The state budget is the only bill the legislature must approve each year. The House passed its version with little conflict, and the Senate began holding some hearings last month to develop its version.

Leaders from both chambers will then resolve differences and present a final version for a vote.


Both chambers approved dozens of bills on Friday, the so-called "crossover" day when bills must have passed at least one chamber to be considered by the other.

This year, lawmakers moved that deadline up to the 28th day of the 40-day session. They have set the deadline at the 30th day in recent years.

"That'll give us additional time to get through all the bills coming over from the House," said Senate President Pro Tempore David Shafer, R-Duluth.

Among the bills approved Friday and headed across the Capitol for review:

-Allowing licensed gun owners to carry concealed handguns on public college campuses

-Allowing people who have been involuntarily committed to a mental hospital to request the right to purchase a gun before the end of the standard five-year ban

-Requiring schools to test their water for lead by the middle of 2019

-Collecting sales taxes on trips through ride-hailing services including Uber and Lyft

-Lifting a yearlong moratorium on new construction of oil pipelines


No bill is truly dead for the year until lawmakers adjourn at the end of March, but passage before the "crossover day" deadline makes the path much smoother.

Some high-profile measures wound up on the wrong side of that deadline this year, including bills in both the House and Senate seeking to legalize casino gambling.
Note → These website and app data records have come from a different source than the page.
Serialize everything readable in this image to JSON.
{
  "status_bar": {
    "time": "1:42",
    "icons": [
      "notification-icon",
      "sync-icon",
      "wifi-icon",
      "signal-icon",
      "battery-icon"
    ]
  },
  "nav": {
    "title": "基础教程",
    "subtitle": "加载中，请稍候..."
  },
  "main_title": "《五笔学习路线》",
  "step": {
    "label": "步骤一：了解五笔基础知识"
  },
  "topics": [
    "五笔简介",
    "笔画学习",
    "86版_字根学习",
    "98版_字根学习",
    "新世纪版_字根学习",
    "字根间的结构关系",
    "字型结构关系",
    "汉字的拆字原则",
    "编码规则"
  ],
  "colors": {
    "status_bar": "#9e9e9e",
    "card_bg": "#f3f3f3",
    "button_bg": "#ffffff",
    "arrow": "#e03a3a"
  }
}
Supporters said they plan to try again next year after traveling around the state to discuss it.

Late last month, Senate Republicans introduced a bill they argue will protect people acting on religious belief, undaunted by the governor's veto of a similar bill last year. This year's bill, mirroring a federal law, never received a committee or floor vote. Supporters tried unsuccessfully Friday to attach it to other legislation.

A bill seeking to label driver's licenses issued to immigrants with permission to be in the U.S. to be labeled "ineligible voter" didn't get a House vote. A similar bill in the Senate requiring those licenses to be printed vertically, rather than horizontally, also stalled.